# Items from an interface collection
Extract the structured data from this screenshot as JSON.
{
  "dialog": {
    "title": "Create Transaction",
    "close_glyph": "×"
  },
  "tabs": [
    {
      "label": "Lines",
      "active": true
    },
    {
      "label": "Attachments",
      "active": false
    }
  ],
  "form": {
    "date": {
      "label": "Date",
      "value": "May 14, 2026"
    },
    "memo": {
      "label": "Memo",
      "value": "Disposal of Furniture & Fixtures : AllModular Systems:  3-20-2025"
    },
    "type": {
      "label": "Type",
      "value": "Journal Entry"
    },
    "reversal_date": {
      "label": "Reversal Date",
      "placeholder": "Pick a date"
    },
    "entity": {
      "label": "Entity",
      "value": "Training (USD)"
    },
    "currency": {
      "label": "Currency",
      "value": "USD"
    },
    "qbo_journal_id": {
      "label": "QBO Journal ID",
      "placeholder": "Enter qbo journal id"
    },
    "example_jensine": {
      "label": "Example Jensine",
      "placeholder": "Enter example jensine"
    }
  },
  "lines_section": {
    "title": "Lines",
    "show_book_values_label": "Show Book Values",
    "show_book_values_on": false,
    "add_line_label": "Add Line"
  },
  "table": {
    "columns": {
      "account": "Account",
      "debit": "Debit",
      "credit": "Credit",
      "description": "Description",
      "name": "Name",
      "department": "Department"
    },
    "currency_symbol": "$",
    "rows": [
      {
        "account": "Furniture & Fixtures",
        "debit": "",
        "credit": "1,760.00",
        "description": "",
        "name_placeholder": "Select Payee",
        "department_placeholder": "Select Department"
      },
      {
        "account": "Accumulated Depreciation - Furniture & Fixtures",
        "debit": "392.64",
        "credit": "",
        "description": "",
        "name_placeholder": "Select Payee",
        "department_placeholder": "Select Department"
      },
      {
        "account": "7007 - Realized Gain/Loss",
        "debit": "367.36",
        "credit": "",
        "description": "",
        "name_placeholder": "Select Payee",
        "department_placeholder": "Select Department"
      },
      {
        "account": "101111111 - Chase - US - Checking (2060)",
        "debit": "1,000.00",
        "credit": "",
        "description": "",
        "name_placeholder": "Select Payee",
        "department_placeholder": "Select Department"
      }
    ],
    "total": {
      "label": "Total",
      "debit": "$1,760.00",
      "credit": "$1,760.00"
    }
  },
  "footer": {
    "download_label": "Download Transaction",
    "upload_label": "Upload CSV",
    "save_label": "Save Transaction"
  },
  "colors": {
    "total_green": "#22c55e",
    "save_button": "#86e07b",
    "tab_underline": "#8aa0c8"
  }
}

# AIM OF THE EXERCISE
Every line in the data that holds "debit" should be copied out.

# ANSWER TO THIS EXERCISE
      "debit": "Debit",
        "debit": "",
        "debit": "392.64",
        "debit": "367.36",
        "debit": "1,000.00",
      "debit": "$1,760.00",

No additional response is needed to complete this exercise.